Extract from Lewis H Hughes' book (1998);

AURELIAN TOWNSHEND, 1583?-1651?



Lewis H Hughes is reachable through
his daughter, Cathy (Hughes) Rogers - rodgersd@planet.eon.net
or his nephew, Richard Townshend - rtownshend@bcbc.bc.ca

Excerpts from biographical notes on Aurelian, from the Dictionary of National Biographies Vol XIX p.1030, follow:-

TOWNSHEND, AURELIAN (flourished 1601 - 1643), poet, was son of John Townshend of Dereham Abbey, Norfolk, and great-grandson of Sir Roger Townshend of Raynham. He was at one time Steward to Sir Robert Cecil, 1st Earl of Salisbury, and letters from him to Cecil, written in 1601-02, are preserved among Lord Salisbury’s manuscripts. From an early age he had a reputation as a writer of graceful verse, which gained him many friends amongst courtiers who shared his literary tastes, as well as amongst professional men of letters. In 1608 Townshend was invited by Lord Herbert of Cherbury to accompany him on a continental tour. He was useful to Herbert for his perfect colloquial knowledge of French, Italian and Spanish. With Herbert he was the guest of the Duke of Montmorenci, and visited the Court of Henry IV.

At Charles I’s Court, Townshend enjoyed a high literary reputation, and became apparently a gentleman of the Privy Chamber. In 1631, Townshend succeeded Ben Johnson as composer of Court Masques. On Jan. 8, 1632 one entitled ‘Albion’s Triumph’ was presented by the King and his Lords at Whitehall. This masque contained an allegorical representation of London and the Court. This and other masques were designed and planned by the renowned architect Inigo Jones, Townshend being employed simply to supply the words.

At least as early as 1622 Townshend was married and settled as a ‘housekeeper’ in Barbican, London near the Earl of Bridgewater’s residence. In 1643 Townshend presented a petition to the House of Lords setting forth that he was threatened with arrest at the suit of one Tully, a silkman, for commodities ordered for Lewis Boyle (Lord Kinalmeakey). He pleaded that he was the King’s ordinary servant, and that he himself owed Tully nothing, and asked for protection. In March 1643 the House of Lords decided to grant him their protection, and bestowed on him the freedom of privilege of Parliament. Townshend has been undeservedly neglected as a poet. Many of his lyrics, which possess much charm and grace, are scattered through manuscript miscellanies.
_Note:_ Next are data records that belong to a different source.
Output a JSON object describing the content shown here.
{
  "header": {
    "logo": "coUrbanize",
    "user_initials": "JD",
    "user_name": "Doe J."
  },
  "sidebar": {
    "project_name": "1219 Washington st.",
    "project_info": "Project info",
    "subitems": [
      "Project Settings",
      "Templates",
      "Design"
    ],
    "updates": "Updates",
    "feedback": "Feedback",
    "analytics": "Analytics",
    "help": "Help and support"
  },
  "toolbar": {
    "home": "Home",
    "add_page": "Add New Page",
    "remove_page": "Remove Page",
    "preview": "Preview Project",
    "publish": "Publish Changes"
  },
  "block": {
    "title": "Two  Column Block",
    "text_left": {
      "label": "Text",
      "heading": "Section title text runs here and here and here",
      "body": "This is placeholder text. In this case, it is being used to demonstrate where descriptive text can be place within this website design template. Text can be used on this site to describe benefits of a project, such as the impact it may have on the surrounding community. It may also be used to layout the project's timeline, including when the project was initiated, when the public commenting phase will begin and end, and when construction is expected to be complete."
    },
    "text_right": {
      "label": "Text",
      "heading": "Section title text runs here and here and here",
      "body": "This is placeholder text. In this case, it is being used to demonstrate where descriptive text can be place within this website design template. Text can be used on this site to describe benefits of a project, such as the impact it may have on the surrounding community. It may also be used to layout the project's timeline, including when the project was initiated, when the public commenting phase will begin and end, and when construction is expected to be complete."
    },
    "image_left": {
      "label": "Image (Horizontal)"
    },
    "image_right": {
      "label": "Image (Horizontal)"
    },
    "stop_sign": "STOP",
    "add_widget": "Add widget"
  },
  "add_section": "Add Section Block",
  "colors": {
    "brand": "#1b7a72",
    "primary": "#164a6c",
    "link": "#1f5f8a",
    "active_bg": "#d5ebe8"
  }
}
In the confusion of the Civil War of the 1640’s, Townshend disappears. The baptism of 5 of his children - George, Mary, James, Herbert, and Frances - are recorded in the register of St. Giles, Cripplegate, between 1622 and 1632.

(Note - Townshend descendants of these children are not pursued herein, but they would be related to the Raynham Townshends by blood, unlike descendants of Sir Robert.) I was unable to use the opening biographical statement that Aurelian was the son of John T. and the great-grandson of Sir Roger T. of Raynham, in my efforts to locate him. Here’s an enigmatic comment from “English Literature in the Early 17th Century” by Bush (p.126):- “In the next generation we have such definitely metaphysical lyrists as the ‘poor and pocky” Aurelian Townshend (1583?.-1651?). Townshend produced masques but he lives on in a handful of lyrics like ‘Victorious Beauty’ and ‘Through regions farr divided’ -in which manly gallantry and wit are wedded to manly music.”

(Note: The fact that it was 1662 when Horatio signed the instrument for the name change, supports the presumption that Aurelian lived, not to 1651 but into the 1660’s) Aurelian was a favorite of Henrietta, King Charles I’s wife. About her he wrote (in 1637) -“Never an earthly thing sung so true, so sweet, so clear - I was then in heaven, not here”. Inigo Jones admired Aurelian as a poet, and used his talents in those court masques. But he stated that Aurelian was so self-effacing that he “is as loath to be brought upon the stage as an unhandsome man is to see himself in a great glass.” (These quotes are in a book titled “Henrietta Maria”.

As already mentioned, Aurelian provided the drive to get his stepson’s name changed from Agborough to Townshend. I will quote in the next chapter the entire deed which accomplished this, but I’ll provide here some of its preliminary remarks which relate to Aurelian.

“The, Right Hon. Horatio Lord Townshend..... Takeing notice of the quality, virtue and merit of Sir Robert Agborough, Knight, who being from his infancy educated by his father-in-law Aurelian Townshend Esq., hath been by custom commonly known by, and hath had the surname of Townshend applied to him.....”

’Tis not how witty, nor how free,
Nor yet how beautiful she be,
But how much kind and true to me.
Freedom and wit none can confine,
And beauty like the sun doth shine,
But kind and true are only mine.
    AURELIAN TOWNSHEND ( 1583 ?-1643).